Monday, May 23, 2016

Horizon Line (AKA Hell Is For Heroes Part V)

From my bedroom window I watch tiny pinpricks of starlight dance defiantly like seraphs on the backs of each crashing wave. Salt water droplets slowly crystalize into random patterns on my window pane and the mild scent of salt water permeates the room.

There is a distinct feeling of anticipation and discovery coursing through the veins of the city tonight: ions displacing air molecules and the iridescent whisper of jetstream confessions bearing witness from the backs of raging Atlantic Ocean waves.

I can feel my body begin the disintegration as I slip silently down the old staircase and into the waiting arms of the city. Concrete alleyways unfold before me in every direction, illuminated by the afterglow of street lamps reaching out like halos from above my head. A single snowflake lands at my feet, a silent harbinger of the storm brewing just beyond the horizon line.

My sneakers kiss asphalt, each step a silent gunshot slicing through the humble streets ahead. It has been years but my grandfather's dying words still echo in my head: "The world feeds on us all . . . "

No one ever told me that growing up would entail having to bear witness to the irreversible decline and inevitable demise of the people that I love.
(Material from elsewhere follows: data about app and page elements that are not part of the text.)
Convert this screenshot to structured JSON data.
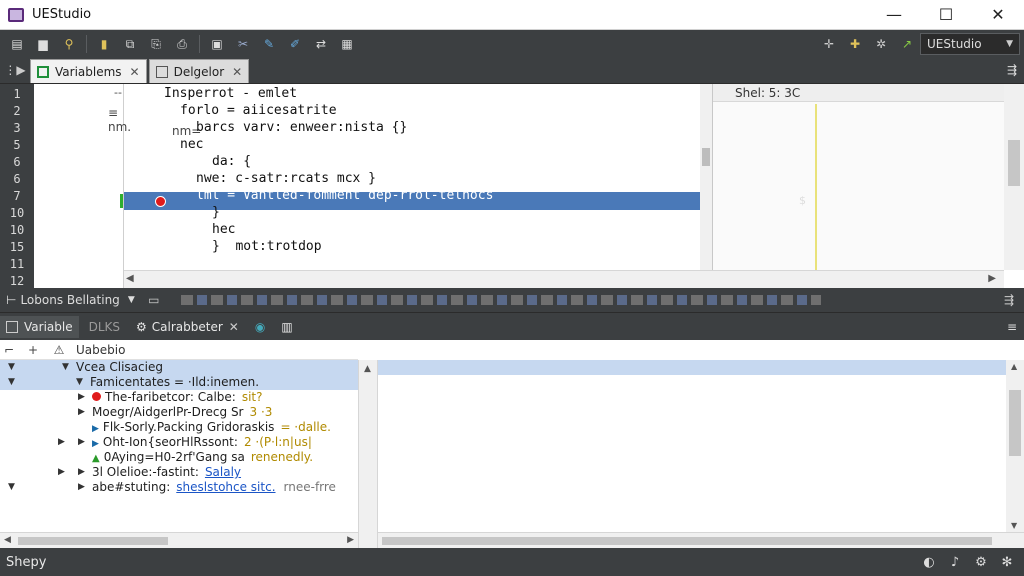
{
  "window": {
    "title": "UEStudio",
    "controls": {
      "minimize": "—",
      "maximize": "☐",
      "close": "✕"
    }
  },
  "toolbar": {
    "icons": [
      "new-file-icon",
      "open-folder-icon",
      "search-icon",
      "bookmark-icon",
      "copy-icon",
      "paste-icon",
      "print-icon",
      "save-icon",
      "cut-icon",
      "edit-icon",
      "brush-icon",
      "find-replace-icon",
      "tools-icon"
    ],
    "config_value": "UEStudio"
  },
  "editor_tabs": {
    "tabs": [
      {
        "label": "Variablems",
        "active": true
      },
      {
        "label": "Delgelor",
        "active": false
      }
    ]
  },
  "editor": {
    "line_numbers": [
      "1",
      "2",
      "3",
      "5",
      "6",
      "6",
      "7",
      "10",
      "10",
      "15",
      "11",
      "12"
    ],
    "fold_markers": [
      "--",
      "≡ nm.",
      "nm=",
      "",
      "",
      "",
      "",
      "",
      "",
      "",
      "",
      ""
    ],
    "lines": [
      {
        "text": "Insperrot - emlet",
        "indent": 2
      },
      {
        "text": "forlo = aiicesatrite",
        "indent": 4
      },
      {
        "text": "barcs varv: enweer:nista {}",
        "indent": 6
      },
      {
        "text": "nec",
        "indent": 4
      },
      {
        "text": "da: {",
        "indent": 8
      },
      {
        "text": "nwe: c-satr:rcats mcx }",
        "indent": 6
      },
      {
        "text": "lml = Vantled-fomment dep-rrol-telnocs",
        "indent": 6
      },
      {
        "text": "}",
        "indent": 8
      },
      {
        "text": "hec",
        "indent": 8
      },
      {
        "text": "}  mot:trotdop",
        "indent": 8
      },
      {
        "text": "",
        "indent": 0
      }
    ],
    "watch_header": "Shel:      5:   3C",
    "watch_marker": "$"
  },
  "debug_bar": {
    "title": "Lobons Bellating"
  },
  "bottom_tabs": {
    "tabs": [
      {
        "label": "Variable",
        "active": true
      },
      {
        "label": "DLKS",
        "active": false
      },
      {
        "label": "Calrabbeter",
        "active": false
      }
    ]
  },
  "variables": {
    "toolbar_label": "Uabebio",
    "rows": [
      {
        "text": "Vcea Clisacieg",
        "level": 1,
        "twisty": "▼",
        "selected": true
      },
      {
        "text": "Famicentates = ·Ild:inemen.",
        "level": 2,
        "twisty": "▼",
        "selected": true
      },
      {
        "text": "The-faribetcor: Calbe:",
        "extra": "sit?",
        "level": 3,
        "twisty": "▶",
        "marker": "red"
      },
      {
        "text": "Moegr/AidgerlPr-Drecg Sr",
        "extra": "3 ·3",
        "level": 3,
        "twisty": "▶"
      },
      {
        "text": "Flk-Sorly.Packing Gridoraskis",
        "extra": "= ·dalle.",
        "level": 3,
        "twisty": "",
        "marker": "blue"
      },
      {
        "text": "Oht-Ion{seorHlRssont:",
        "extra": "2 ·(P·l:n|us|",
        "level": 3,
        "twisty": "▶",
        "marker": "blue"
      },
      {
        "text": "0Aying=H0-2rf'Gang sa",
        "extra": "renenedly.",
        "level": 3,
        "twisty": "",
        "marker": "green"
      },
      {
        "text": "3l Olelioe:-fastint:",
        "extra": "Salaly",
        "level": 3,
        "twisty": "▶"
      },
      {
        "text": "abe#stuting:",
        "extra": "sheslstohce sitc.",
        "extra2": "rnee-frre",
        "level": 3,
        "twisty": "▶"
      }
    ]
  },
  "status": {
    "text": "Shepy"
  }
}
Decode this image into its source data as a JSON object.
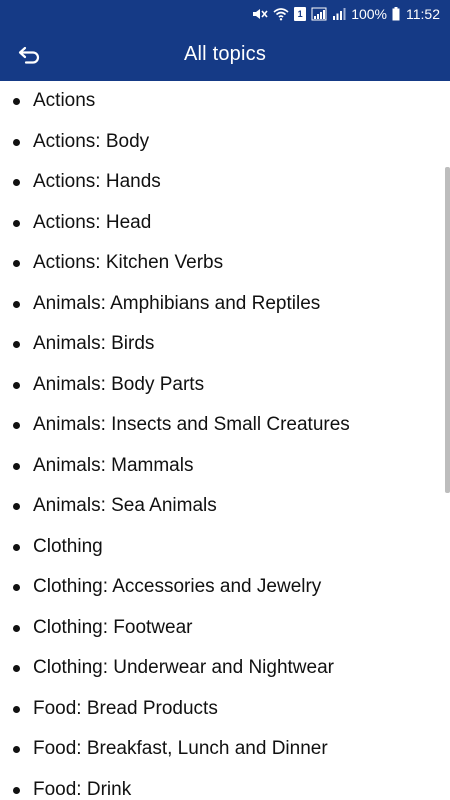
{
  "status_bar": {
    "notification_badge": "1",
    "battery_text": "100%",
    "time": "11:52",
    "icons": [
      "mute-icon",
      "wifi-icon",
      "sim-icon",
      "signal-icon",
      "battery-icon"
    ]
  },
  "app_bar": {
    "title": "All topics",
    "back_icon": "back-arrow-icon"
  },
  "topics": [
    "Actions",
    "Actions: Body",
    "Actions: Hands",
    "Actions: Head",
    "Actions: Kitchen Verbs",
    "Animals: Amphibians and Reptiles",
    "Animals: Birds",
    "Animals: Body Parts",
    "Animals: Insects and Small Creatures",
    "Animals: Mammals",
    "Animals: Sea Animals",
    "Clothing",
    "Clothing: Accessories and Jewelry",
    "Clothing: Footwear",
    "Clothing: Underwear and Nightwear",
    "Food: Bread Products",
    "Food: Breakfast, Lunch and Dinner",
    "Food: Drink"
  ],
  "colors": {
    "app_bar": "#153a86",
    "text": "#111111",
    "scrollbar": "#bdbdbd"
  }
}
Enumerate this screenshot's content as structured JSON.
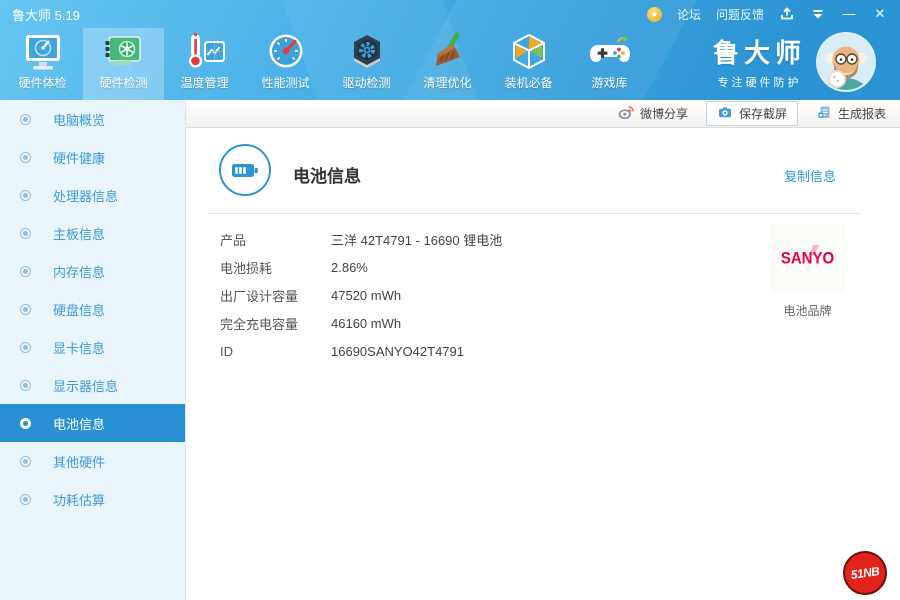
{
  "window": {
    "title": "鲁大师 5.19"
  },
  "titlebar": {
    "links": [
      {
        "label": "论坛"
      },
      {
        "label": "问题反馈"
      }
    ],
    "icons": [
      "medal-icon",
      "share-icon",
      "menu-arrow-icon",
      "minimize-icon",
      "close-icon"
    ],
    "minimize_glyph": "—",
    "close_glyph": "✕"
  },
  "toolbar": {
    "items": [
      {
        "label": "硬件体检",
        "icon": "monitor-scan-icon",
        "active": false
      },
      {
        "label": "硬件检测",
        "icon": "gpu-card-icon",
        "active": true
      },
      {
        "label": "温度管理",
        "icon": "thermometer-chart-icon",
        "active": false
      },
      {
        "label": "性能测试",
        "icon": "gauge-icon",
        "active": false
      },
      {
        "label": "驱动检测",
        "icon": "gear-hexagon-icon",
        "active": false
      },
      {
        "label": "清理优化",
        "icon": "broom-icon",
        "active": false
      },
      {
        "label": "装机必备",
        "icon": "cube-icon",
        "active": false
      },
      {
        "label": "游戏库",
        "icon": "gamepad-icon",
        "active": false
      }
    ]
  },
  "brand": {
    "name": "鲁大师",
    "slogan": "专注硬件防护",
    "avatar": "mascot-avatar"
  },
  "actionbar": {
    "buttons": [
      {
        "label": "微博分享",
        "icon": "weibo-icon",
        "highlighted": false
      },
      {
        "label": "保存截屏",
        "icon": "camera-icon",
        "highlighted": true
      },
      {
        "label": "生成报表",
        "icon": "report-icon",
        "highlighted": false
      }
    ]
  },
  "sidebar": {
    "items": [
      {
        "label": "电脑概览",
        "active": false
      },
      {
        "label": "硬件健康",
        "active": false
      },
      {
        "label": "处理器信息",
        "active": false
      },
      {
        "label": "主板信息",
        "active": false
      },
      {
        "label": "内存信息",
        "active": false
      },
      {
        "label": "硬盘信息",
        "active": false
      },
      {
        "label": "显卡信息",
        "active": false
      },
      {
        "label": "显示器信息",
        "active": false
      },
      {
        "label": "电池信息",
        "active": true
      },
      {
        "label": "其他硬件",
        "active": false
      },
      {
        "label": "功耗估算",
        "active": false
      }
    ]
  },
  "main": {
    "title": "电池信息",
    "title_icon": "battery-icon",
    "copy_link": "复制信息",
    "rows": [
      {
        "label": "产品",
        "value": "三洋 42T4791 - 16690 锂电池"
      },
      {
        "label": "电池损耗",
        "value": "2.86%"
      },
      {
        "label": "出厂设计容量",
        "value": "47520 mWh"
      },
      {
        "label": "完全充电容量",
        "value": "46160 mWh"
      },
      {
        "label": "ID",
        "value": "16690SANYO42T4791"
      }
    ],
    "brand_panel": {
      "logo_text": "SANYO",
      "caption": "电池品牌"
    },
    "watermark": "51NB"
  },
  "colors": {
    "accent": "#2d9ad3",
    "header_gradient_start": "#66c6f2",
    "header_gradient_end": "#2a93d2",
    "sidebar_bg": "#e9f4fb",
    "sidebar_active": "#2a90d4",
    "sanyo_red": "#e50040",
    "watermark_red": "#e32219",
    "medal_gold": "#f0a90f"
  }
}
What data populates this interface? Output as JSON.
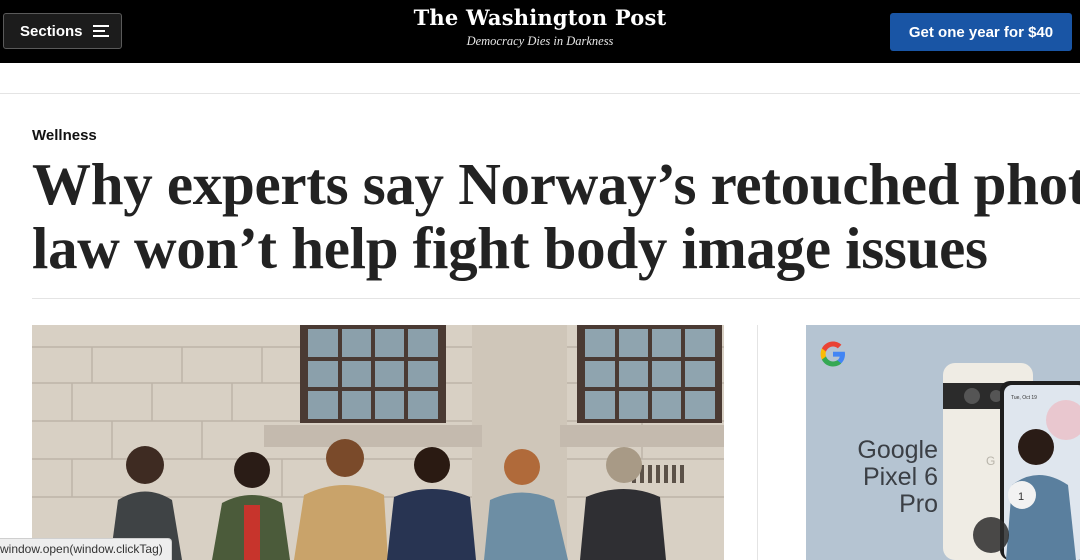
{
  "header": {
    "sections_label": "Sections",
    "logo_text": "The Washington Post",
    "tagline": "Democracy Dies in Darkness",
    "subscribe_label": "Get one year for $40"
  },
  "article": {
    "kicker": "Wellness",
    "headline_line1": "Why experts say Norway’s retouched photo",
    "headline_line2": "law won’t help fight body image issues"
  },
  "ad": {
    "brand_icon": "google-g-icon",
    "product_line1": "Google",
    "product_line2": "Pixel 6 Pro",
    "phone_date": "Tue, Oct 19"
  },
  "status_bar": {
    "text": "window.open(window.clickTag)"
  },
  "colors": {
    "header_bg": "#000000",
    "subscribe_bg": "#1955a5",
    "ad_bg": "#b5c4d2"
  }
}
Such is the ironic duality of existence: with every passing second I am dying here in front of you. It is the inescapable curse of every living creature.

And yet, don't we all at some point feel as if we will live forever? That we will outlast the sun, the moon, the stars and all men? Immortality is an unfamiliar architecture to the dead and the dying (and by living are we not dying the slowest of deaths?)

Or all we all just funerals-in-waiting? What is our contribution when the end result is always the same: Inhale, exhale, repeat and die.

My grandfather was correct. The world does, indeed, feed on us all.

Wednesday, May 4, 2016

Post-Life (AKA Hell Is For Heroes Part IV)

"This way to the great egress," Katy whispers, pulling back the covers and revealing the pistol hidden amongst the detritus beneath her bed. With a steady hand she pulls back and releases the slide, chambering the cartridge with a familiar cha-chink that echoes off the bedroom walls. Katy considers the weapon closely, turning it over in her hands - potential energy made kinetic. A tear slides down her right cheek, staining the carpet at her feet. I reach for her hand and in one fluid motion she takes a step back, raises the weapon to my chest and cocks the hammer.

A tremor passes through my body and disappears into the floorboards. I raise my hands slowly and stifle the scream attempting to tear its way out of my throat.

"Do you think it hurts to die?" she asks.

"It can't be any worse than living," I reply.

"Good answer," she says with a smile. "Life is a terminal disease and the cure is waiting for us on the receiving end of this barrel."

"Then what are we waiting for?"

Katy's smile fades and she averts her eyes.

"I . . . I don't think I'm strong enough to do myself. Will you do it for me?"

I lower my hands. " . . . Sure."

The smile returns to her lips. She loosens her grip on the pistol and I take it from her. The grip is slick with her sweat. I wipe the sweat away with my sleeve as Katy takes a seat at the foot of the bed. Out of the corner of my eye I watch her roll her left sleeve all the way up to the elbow, revealing an arm-full of angry pink scars. As this intimate moment unravels Katy begins to weep and I take a seat next to her on the bed, slipping the pistol into my jacket pocket as I do so.

We sit this way for a long time, the silence punctuated by her softly fading tears.

"Do you know what the funny thing about life is?" I ask after an indeterminate amount of time. Katy turns her head and looks at me with black eyes and a blank expression but says nothing. Her lower lip quivers and I turn away.

After a moment I manage to regain some semblance of composure. Again I try and find the words that will break the tension between us . . . and perhaps save us both.

"The funny thing about life, Katy, is that it only hurts until you die. We have our entire lives ahead of us, with death to look forward to at the end of it all. Death is both infinite and assured, so tell me why our idea of fun is digging our own graves."

"Digging our own graves . . . " she echoes absently to herself.

"Some things in life simply aren't worth rushing. Life will still suck tomorrow so how about we sleep on it?"

A long pause, followed by a heavy sigh of relief . . . and a laugh.

"You always were the rational one," she says, acquiescent.

(The next morning we went downstairs, drove to the waters edge and threw the pistol into the Pacific Ocean. Neither of us ever spoke of this incident again. That was years ago but there are pieces of you in me that I still cannot escape.)

Tuesday, May 3, 2016

I've never fully understood how fucked I am until this very moment.